remains of a 1st-century Galilean fishing boat known as the Jesus Boat or the Ginosar Boat

remains of a 1st-century Galilean fishing boat known as the Jesus Boat or the Ginosar Boat

For Christians, the lake and its surroundings are significant as the area where much of Jesus’ ministry and many of his miracles took place. Four of Jesus’ disciples were fishermen on the Sea of Galilee, the brothers Simon Peter and Andrew and the brothers James and John.

One day, after hours of pulling up empty nets, the four fishermen had just pulled into shore. (Andrew was already a disciple of Jesus, the first, but he hadn’t yet convinced the others.) Jesus approached and asked Peter to take him out on the lake a little way so that he could better address the crowd that had gathered to hear his teaching. Later, after the crowd had dispersed, Jesus asked Peter to move into deep water and cast out his nets. Peter thought this would be a waste of time, based on his experience earlier in the day, but out of respect, he did as Jesus asked. When the nets were pulled in, they were so heavy with fish the boat couldn’t hold them all. James and John came to help and their boat was also filled to the brim with fish. Jesus gained three more disciples that day.
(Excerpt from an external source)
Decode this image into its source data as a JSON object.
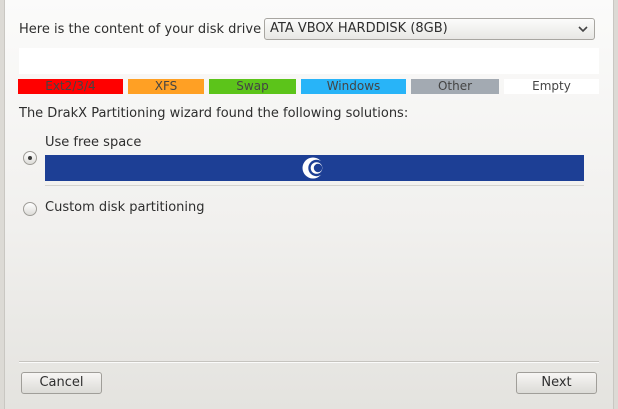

Later in his ministry, Jesus had spent a long day preaching to a large crowd near the lake and needed to rest. While he and his disciples sailed to a quiet spot on the opposite shore, Jesus took a nap. When they reached the middle of the lake, a nasty squall rose up, bad enough to terrify the experienced fishermen on board. Jesus slept peacefully through the waves crashing on the deck and the pitching and rolling of the boat, until the disciples woke him, certain they were about to die. He told the storm to simmer down, which it promptly did, expressed his disappointment in his disciples’ lack of faith, and resumed his nap.

the Sea of Galilee

the Sea of Galilee

I could go on and on about Jesus and the Sea of Galilee, but I’ll save some stories for future posts.

The city of Tiberias on the western shore of the lake makes a good hub for visiting the area. For privately escorted Christian tours that include a boat ride on the Sea of Galilee and a visit to the ancient boat at Ginosar look here and here.